> **What is required**:
Could you show all lines in the entries below that contain the string "structured"?

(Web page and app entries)

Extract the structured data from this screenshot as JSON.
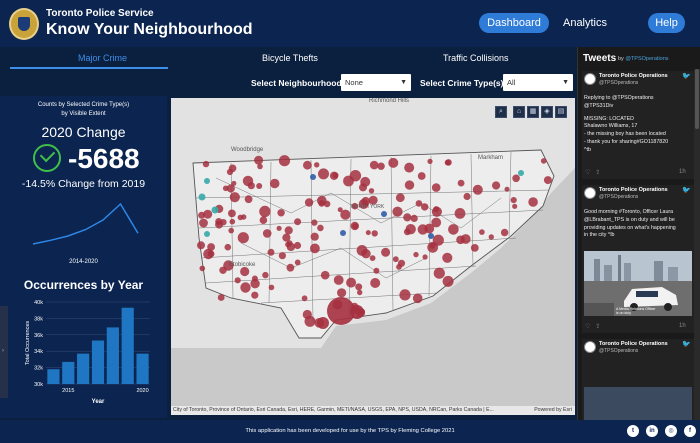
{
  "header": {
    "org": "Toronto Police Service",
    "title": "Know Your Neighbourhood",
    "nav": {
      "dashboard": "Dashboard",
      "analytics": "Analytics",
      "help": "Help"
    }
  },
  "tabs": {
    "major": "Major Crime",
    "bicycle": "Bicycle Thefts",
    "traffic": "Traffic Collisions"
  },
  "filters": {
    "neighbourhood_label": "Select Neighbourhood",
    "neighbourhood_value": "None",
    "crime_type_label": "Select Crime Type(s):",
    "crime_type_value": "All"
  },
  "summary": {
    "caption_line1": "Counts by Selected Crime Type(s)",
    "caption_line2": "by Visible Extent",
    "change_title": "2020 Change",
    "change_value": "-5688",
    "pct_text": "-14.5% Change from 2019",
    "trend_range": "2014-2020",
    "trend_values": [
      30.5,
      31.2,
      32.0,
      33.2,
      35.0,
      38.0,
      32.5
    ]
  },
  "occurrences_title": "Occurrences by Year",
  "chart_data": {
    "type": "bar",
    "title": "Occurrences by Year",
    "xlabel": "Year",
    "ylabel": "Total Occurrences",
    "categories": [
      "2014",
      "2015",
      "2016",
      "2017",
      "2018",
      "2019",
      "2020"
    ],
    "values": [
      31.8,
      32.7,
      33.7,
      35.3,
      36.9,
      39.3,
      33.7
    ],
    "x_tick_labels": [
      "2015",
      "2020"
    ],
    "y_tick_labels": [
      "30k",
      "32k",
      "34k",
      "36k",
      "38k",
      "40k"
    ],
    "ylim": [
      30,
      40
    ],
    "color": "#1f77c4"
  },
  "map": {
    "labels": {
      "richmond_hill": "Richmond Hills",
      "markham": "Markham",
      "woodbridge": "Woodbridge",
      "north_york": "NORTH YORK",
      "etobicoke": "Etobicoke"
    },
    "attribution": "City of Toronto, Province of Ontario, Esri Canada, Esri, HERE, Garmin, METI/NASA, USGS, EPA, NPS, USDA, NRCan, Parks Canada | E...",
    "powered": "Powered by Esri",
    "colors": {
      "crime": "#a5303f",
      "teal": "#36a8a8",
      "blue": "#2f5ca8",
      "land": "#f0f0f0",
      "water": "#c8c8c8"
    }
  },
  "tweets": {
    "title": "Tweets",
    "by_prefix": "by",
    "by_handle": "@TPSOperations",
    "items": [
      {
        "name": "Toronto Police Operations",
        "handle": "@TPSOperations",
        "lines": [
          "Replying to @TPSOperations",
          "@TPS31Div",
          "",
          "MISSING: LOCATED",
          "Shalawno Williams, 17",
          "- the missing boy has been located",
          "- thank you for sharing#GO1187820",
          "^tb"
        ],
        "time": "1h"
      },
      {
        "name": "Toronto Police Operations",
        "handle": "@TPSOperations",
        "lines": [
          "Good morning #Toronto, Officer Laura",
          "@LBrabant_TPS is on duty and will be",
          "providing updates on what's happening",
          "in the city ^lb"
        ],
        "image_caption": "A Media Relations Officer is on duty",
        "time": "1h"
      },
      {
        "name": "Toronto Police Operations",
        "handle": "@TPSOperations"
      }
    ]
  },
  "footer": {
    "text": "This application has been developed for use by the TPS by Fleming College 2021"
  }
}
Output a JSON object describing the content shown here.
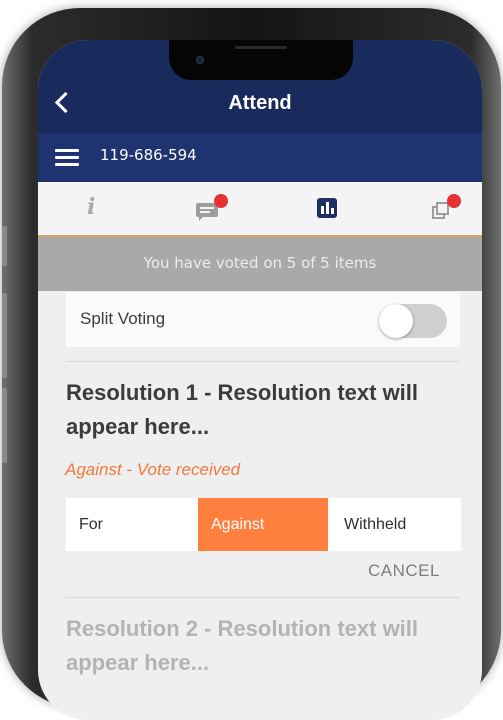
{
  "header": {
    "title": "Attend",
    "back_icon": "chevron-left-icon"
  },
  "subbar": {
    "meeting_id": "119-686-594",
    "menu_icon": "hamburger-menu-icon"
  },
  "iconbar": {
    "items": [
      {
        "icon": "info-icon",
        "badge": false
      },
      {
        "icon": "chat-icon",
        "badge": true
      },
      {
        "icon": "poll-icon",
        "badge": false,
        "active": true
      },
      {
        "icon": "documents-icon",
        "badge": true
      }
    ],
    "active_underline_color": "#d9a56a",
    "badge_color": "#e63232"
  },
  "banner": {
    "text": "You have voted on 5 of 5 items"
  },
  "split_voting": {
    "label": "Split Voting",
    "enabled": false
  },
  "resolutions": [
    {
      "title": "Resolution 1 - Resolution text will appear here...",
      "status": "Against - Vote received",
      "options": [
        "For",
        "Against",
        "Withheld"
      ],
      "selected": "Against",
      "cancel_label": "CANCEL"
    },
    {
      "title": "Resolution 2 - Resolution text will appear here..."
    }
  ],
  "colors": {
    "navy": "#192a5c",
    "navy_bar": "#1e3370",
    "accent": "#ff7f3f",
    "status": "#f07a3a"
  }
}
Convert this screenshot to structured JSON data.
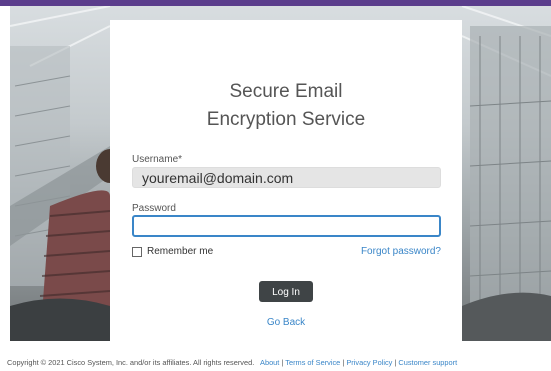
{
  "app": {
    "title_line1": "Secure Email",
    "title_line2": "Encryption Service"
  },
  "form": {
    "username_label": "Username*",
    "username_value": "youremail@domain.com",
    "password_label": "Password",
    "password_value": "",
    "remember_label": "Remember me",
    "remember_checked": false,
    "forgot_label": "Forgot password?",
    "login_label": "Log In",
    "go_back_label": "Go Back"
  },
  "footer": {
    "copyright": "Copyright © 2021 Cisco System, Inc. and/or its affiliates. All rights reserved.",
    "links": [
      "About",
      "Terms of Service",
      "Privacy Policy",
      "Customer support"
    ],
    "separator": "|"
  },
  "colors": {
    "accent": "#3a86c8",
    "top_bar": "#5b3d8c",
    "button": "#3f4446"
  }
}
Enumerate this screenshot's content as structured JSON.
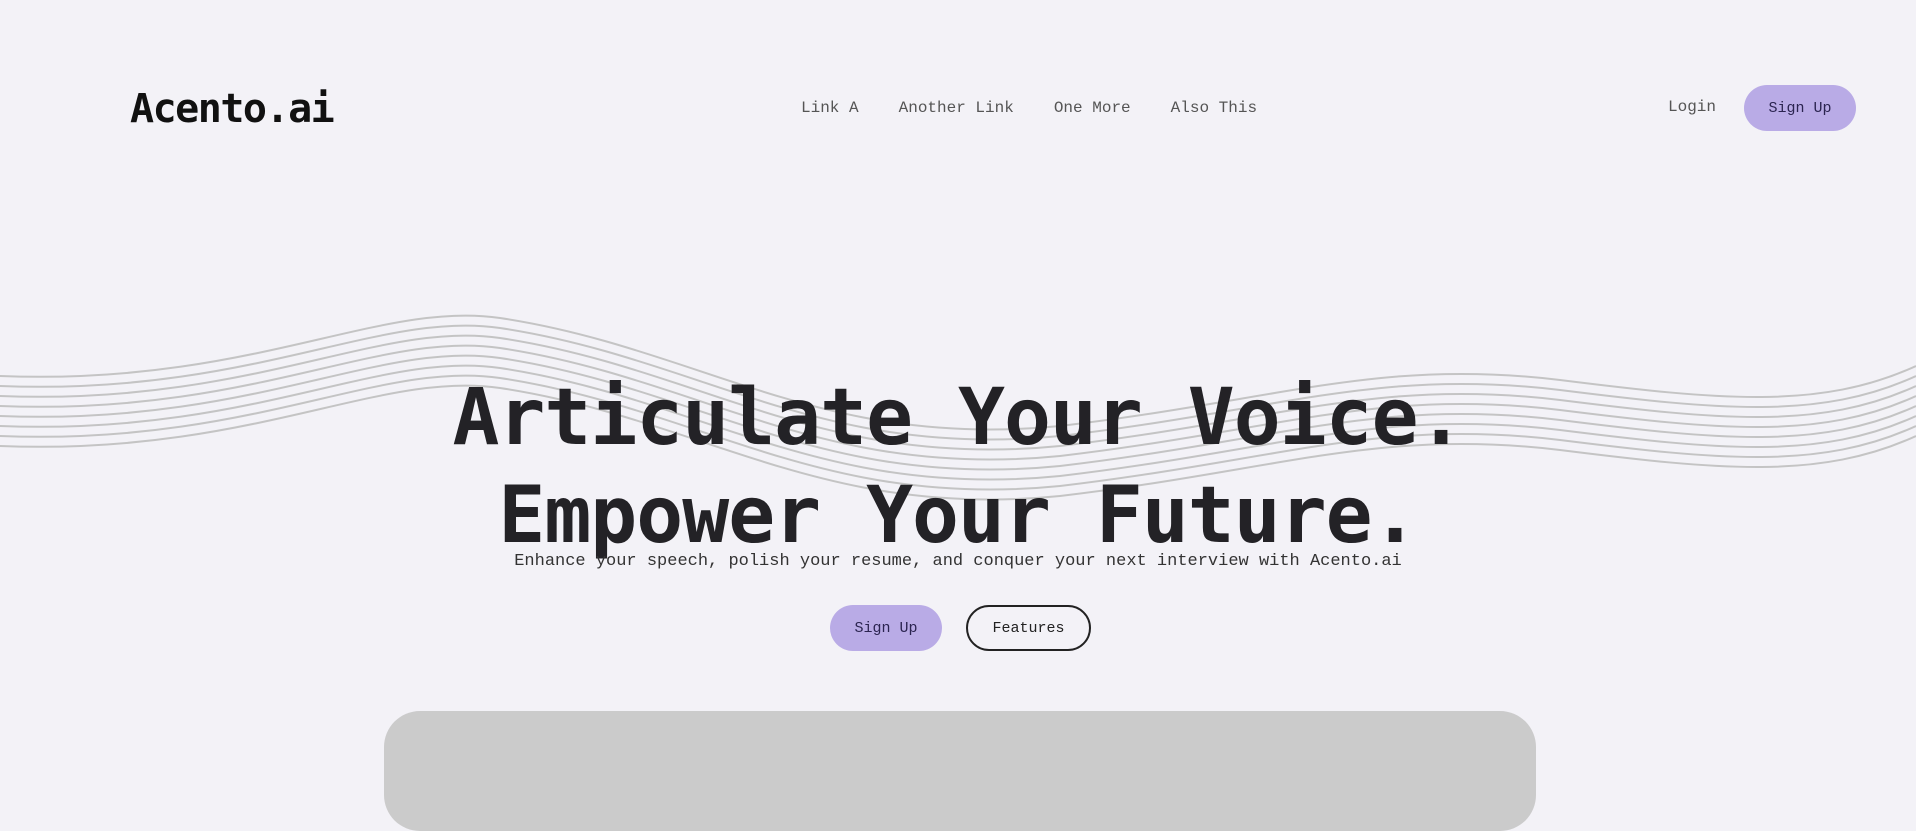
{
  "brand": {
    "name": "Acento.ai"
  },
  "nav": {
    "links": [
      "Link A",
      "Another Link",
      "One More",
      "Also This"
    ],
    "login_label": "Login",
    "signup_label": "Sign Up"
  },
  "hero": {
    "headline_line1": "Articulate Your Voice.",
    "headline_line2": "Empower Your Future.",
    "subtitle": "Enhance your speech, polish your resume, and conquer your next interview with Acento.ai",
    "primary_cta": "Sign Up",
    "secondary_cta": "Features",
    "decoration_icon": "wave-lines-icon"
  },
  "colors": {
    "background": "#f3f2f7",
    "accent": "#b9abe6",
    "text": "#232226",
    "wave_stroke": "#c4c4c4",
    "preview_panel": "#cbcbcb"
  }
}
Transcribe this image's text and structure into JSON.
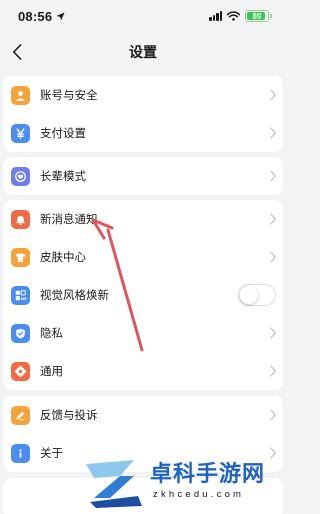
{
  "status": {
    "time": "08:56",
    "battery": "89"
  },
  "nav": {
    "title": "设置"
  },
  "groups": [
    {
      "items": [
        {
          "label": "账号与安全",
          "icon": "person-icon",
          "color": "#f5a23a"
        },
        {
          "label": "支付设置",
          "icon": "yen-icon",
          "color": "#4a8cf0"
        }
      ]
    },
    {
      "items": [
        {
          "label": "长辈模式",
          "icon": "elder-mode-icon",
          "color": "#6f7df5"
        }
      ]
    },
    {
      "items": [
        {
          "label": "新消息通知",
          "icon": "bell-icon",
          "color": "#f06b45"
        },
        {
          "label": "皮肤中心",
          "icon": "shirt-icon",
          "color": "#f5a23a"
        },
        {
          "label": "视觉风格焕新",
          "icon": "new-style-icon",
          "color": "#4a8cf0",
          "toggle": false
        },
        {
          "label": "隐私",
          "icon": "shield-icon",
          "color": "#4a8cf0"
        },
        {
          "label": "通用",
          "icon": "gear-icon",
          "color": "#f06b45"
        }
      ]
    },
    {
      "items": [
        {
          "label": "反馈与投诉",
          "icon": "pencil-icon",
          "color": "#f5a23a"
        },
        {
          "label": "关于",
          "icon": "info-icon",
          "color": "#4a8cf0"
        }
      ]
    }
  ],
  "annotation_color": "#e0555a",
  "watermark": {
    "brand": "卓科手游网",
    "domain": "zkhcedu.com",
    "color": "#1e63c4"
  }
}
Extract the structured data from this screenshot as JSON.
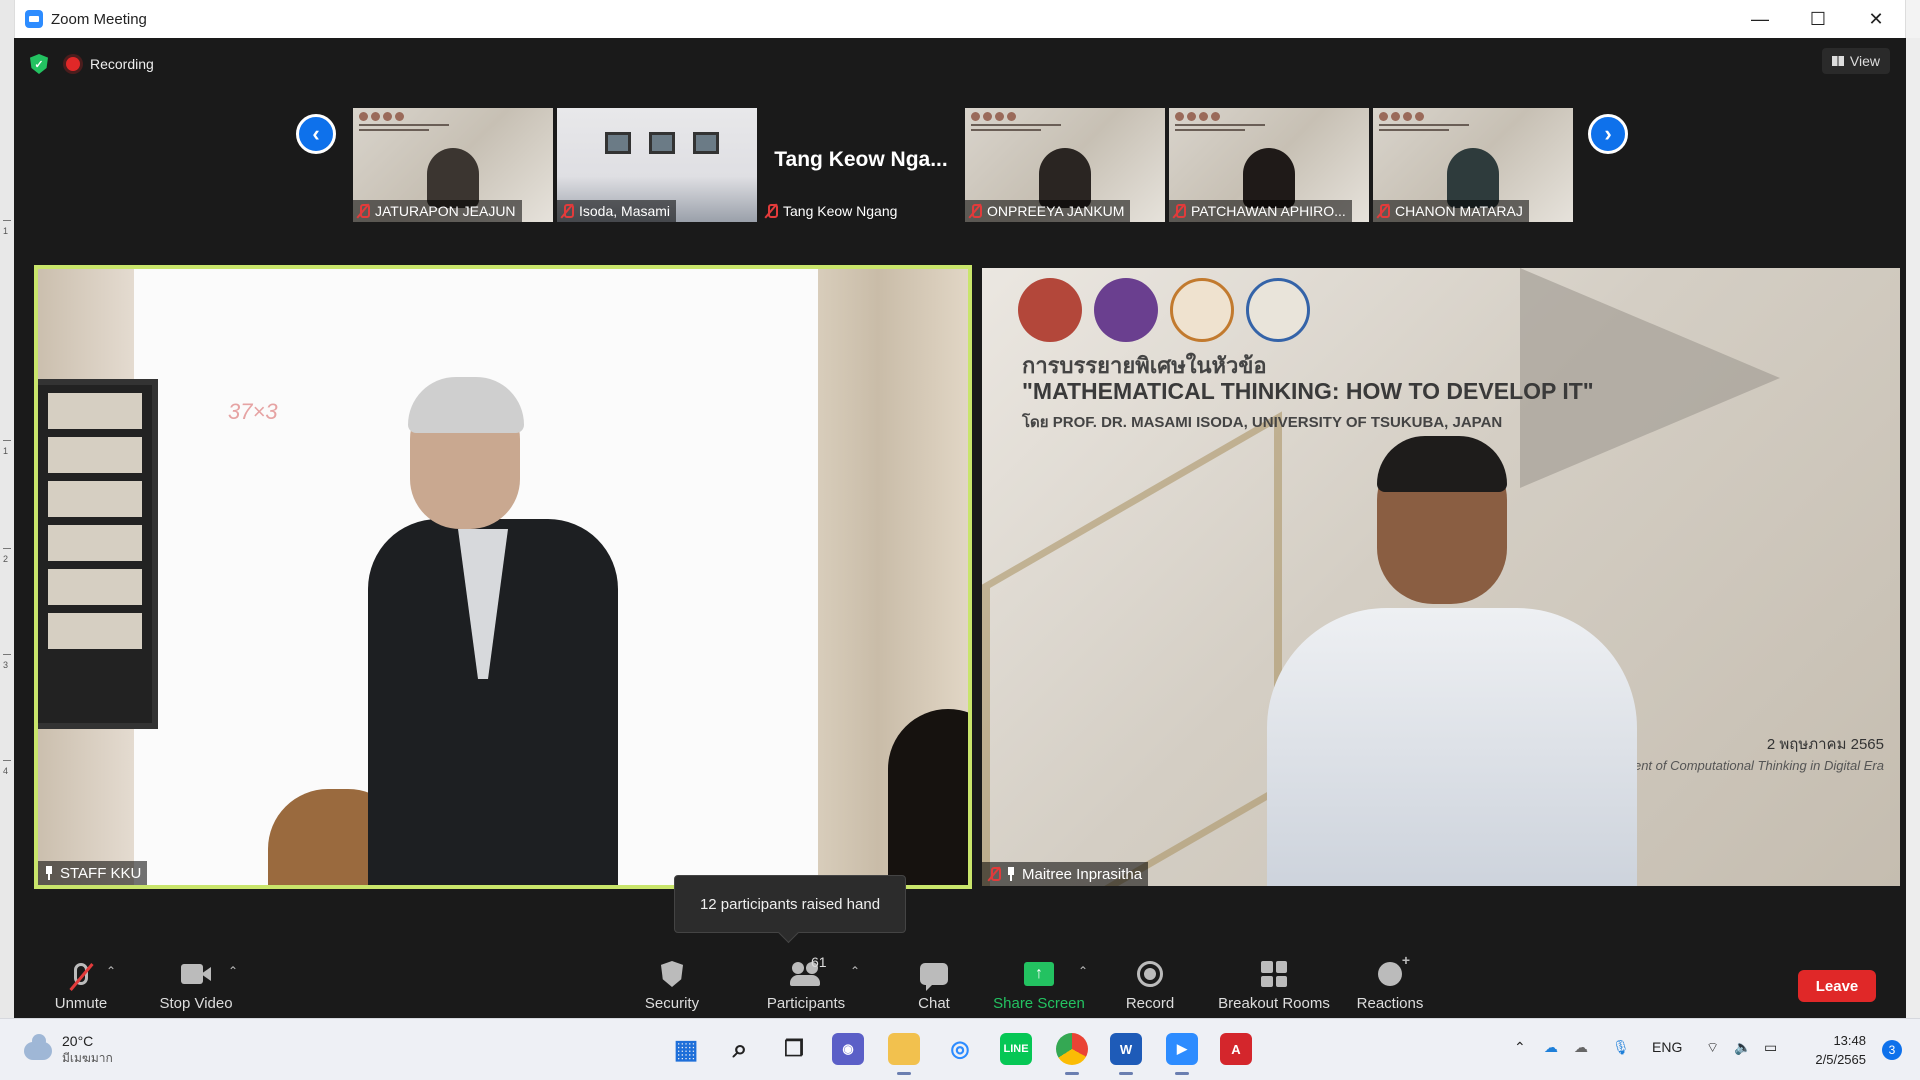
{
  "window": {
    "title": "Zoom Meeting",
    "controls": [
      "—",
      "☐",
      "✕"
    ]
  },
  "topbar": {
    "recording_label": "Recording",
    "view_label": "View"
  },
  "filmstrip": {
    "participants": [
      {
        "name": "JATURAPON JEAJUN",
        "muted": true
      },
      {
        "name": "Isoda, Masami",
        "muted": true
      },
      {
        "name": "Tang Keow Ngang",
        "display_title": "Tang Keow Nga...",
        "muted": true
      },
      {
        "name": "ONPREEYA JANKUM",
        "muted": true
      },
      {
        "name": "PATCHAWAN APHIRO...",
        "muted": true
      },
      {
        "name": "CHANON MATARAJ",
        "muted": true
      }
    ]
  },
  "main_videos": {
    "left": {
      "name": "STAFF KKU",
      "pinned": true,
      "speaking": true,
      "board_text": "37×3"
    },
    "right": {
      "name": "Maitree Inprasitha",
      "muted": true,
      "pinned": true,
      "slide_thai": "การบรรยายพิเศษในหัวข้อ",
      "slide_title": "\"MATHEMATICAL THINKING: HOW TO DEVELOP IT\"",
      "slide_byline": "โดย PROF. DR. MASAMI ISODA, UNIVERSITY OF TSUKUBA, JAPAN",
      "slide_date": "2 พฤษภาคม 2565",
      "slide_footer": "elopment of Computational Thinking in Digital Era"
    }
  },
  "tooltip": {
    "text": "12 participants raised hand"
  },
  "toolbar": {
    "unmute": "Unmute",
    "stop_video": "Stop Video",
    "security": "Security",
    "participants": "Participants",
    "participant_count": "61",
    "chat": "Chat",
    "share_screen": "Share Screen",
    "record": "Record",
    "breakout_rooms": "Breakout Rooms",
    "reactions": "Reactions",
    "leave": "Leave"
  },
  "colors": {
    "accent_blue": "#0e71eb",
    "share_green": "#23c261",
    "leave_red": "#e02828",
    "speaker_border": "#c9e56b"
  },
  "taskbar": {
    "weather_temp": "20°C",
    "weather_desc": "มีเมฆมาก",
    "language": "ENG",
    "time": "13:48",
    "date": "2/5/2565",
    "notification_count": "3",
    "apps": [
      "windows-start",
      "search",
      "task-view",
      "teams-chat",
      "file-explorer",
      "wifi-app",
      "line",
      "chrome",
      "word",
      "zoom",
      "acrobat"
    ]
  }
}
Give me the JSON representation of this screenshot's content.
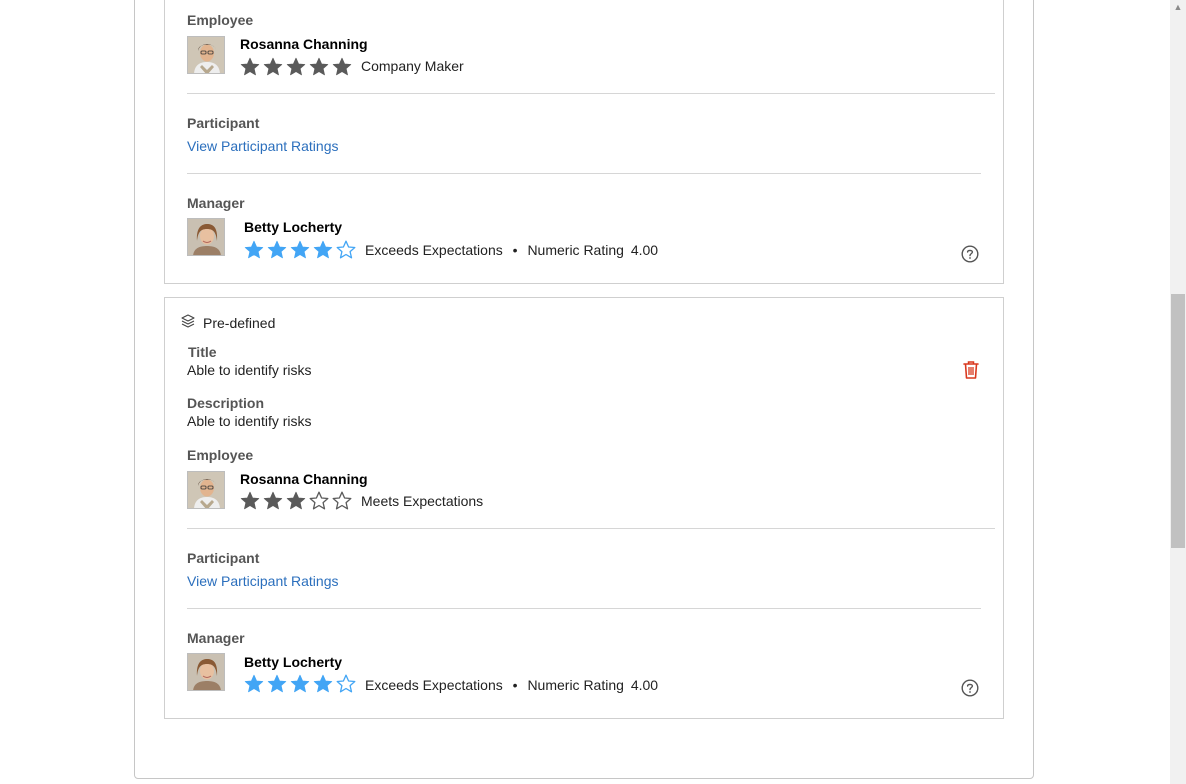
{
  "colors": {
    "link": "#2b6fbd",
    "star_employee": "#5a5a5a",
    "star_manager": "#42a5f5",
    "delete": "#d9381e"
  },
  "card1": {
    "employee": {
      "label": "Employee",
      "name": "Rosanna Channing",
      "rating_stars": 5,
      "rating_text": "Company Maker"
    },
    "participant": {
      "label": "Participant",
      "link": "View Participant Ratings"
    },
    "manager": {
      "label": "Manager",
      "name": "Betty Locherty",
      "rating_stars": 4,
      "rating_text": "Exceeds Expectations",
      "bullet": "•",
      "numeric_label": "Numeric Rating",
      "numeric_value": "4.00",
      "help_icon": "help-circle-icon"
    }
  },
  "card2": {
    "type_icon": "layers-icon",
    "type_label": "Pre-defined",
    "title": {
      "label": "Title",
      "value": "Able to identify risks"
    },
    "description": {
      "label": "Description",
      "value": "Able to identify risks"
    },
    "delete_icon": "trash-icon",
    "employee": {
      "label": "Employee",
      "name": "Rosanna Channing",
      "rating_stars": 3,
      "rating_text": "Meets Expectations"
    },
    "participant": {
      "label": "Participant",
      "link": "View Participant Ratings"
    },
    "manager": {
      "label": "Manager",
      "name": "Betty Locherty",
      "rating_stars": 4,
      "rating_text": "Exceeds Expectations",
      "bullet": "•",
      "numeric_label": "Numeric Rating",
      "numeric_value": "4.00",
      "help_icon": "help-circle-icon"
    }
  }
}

> **Exercise answer**:
Extract the structured data from this screenshot as JSON.
Convert this screenshot to structured JSON data.
Enumerate this screenshot's content as structured JSON.
Extract the structured data from this screenshot as JSON.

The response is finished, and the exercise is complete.